Shooting the Messenger

Till Death Do Us Part

Yours, Mine and Ours

There was a certain logic to Foreign Affairs dividing the world along linguistic lines. French-speaking officers for French-speaking countries; English-speaking officers for English-speaking countries, with the rest of the world shared among both linguistic groups. Where this logic broke down was in Ottawa.

The 1980’s marked the end of the British invasion that began with the explosive growth of the Department after the end of the Second World War.

In 1969, the Parliament of Canada passed the Official Languages Act. In 1969, 2,500 miles to the west, high school students in Ashcroft, British Columbia were already honouring both its intent and spirit.

At Foreign Affairs in Ottawa, more than a decade after its passage by the House of Commons only a kilometre or so down the road, remnants of this British invasion continued a rearguard action against the equitable representation of the two language groups, and to employees being allowed to work in French. In these pockets of resistance Britannia still ruled.

One of the enclaves was the Management Services Division under English-born Director Paul S. Dunseath, a loyal member of the Monarchist League of Canada. Only two of Dunseath's twenty-seven member staff could be considered French-Canadian and they were not programmers.
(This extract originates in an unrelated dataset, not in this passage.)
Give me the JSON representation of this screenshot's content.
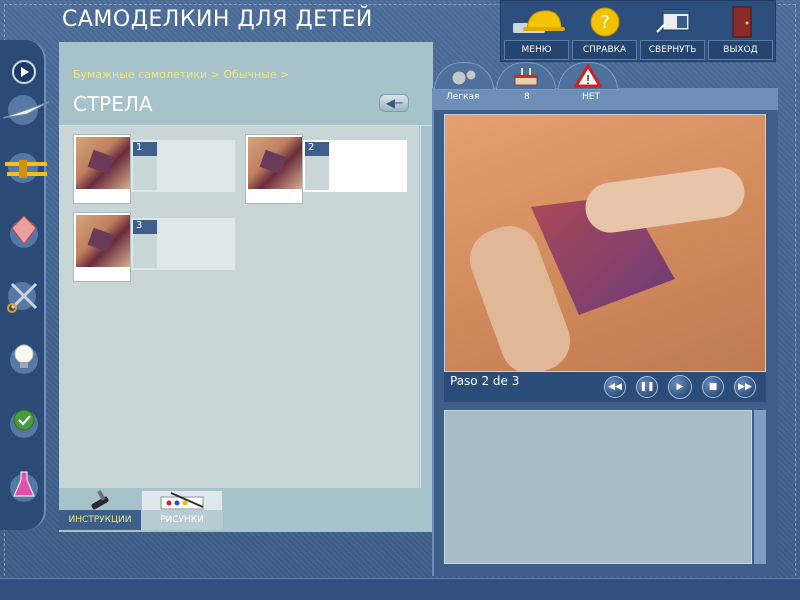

Within this division was the Computer Systems section under Jim Rodgers and Office Automation under Melody Duncan.

The Management Services Division and my own division, the Financial Planning and Analysis Division under director Dave Gordon would spearhead the computerization of the management and financial function at Canadian missions.

I do not know whose idea it was to use automation to, in effect, turn back the clock on language rights. All I know for sure is that Dunseath's division did not have anyone with the necessary skills to build a French interface; therefore it can be assumed he had not planned to build one.

My section, which under ordinary circumstances would be required to work closely Dunseath's staff, might have been able to assist in developing a French computer interface. Unfortunately, Richard, the new head of the Financial Systems Analyst Section, a Franco-Ontarian, did not think it was necessary.

I don’t use Richard’s last name for, in my opinion, he did not know any better when it came to the Official Languages Act and, as for all the other stuff you will be reading about, he was mainly following orders.

Richard, like many Franco-Ontarians, preferred working in English even if they had been hired, in part, because of their assumed ability to work in French when required.

This preference for working in English was usually out of fear that any claim they may have made to being able to work in both official languages, when it came to working in French, was simply not true.

A Chartered Accountant by training, Richard exhibited all the symptoms of these insecure bilinguals. The fact that my spoken French was very good, courtesy of a French-speaking spouse who was also a professional translator and interpreter, only added to Richard's insecurities.

When I drove into Ottawa, after seven years in British Columbia, my mastery of the French language was on a par with Richard’s, probably worse. My good fortune was in meeting, dating and marrying a girl (BA, MA, MBA) from Montréal who taught French as a second language at Ottawa U and would later join the elite of translator/interpreters who work on Parliament Hill. She decided she would do something about my tortured French syntax and she did.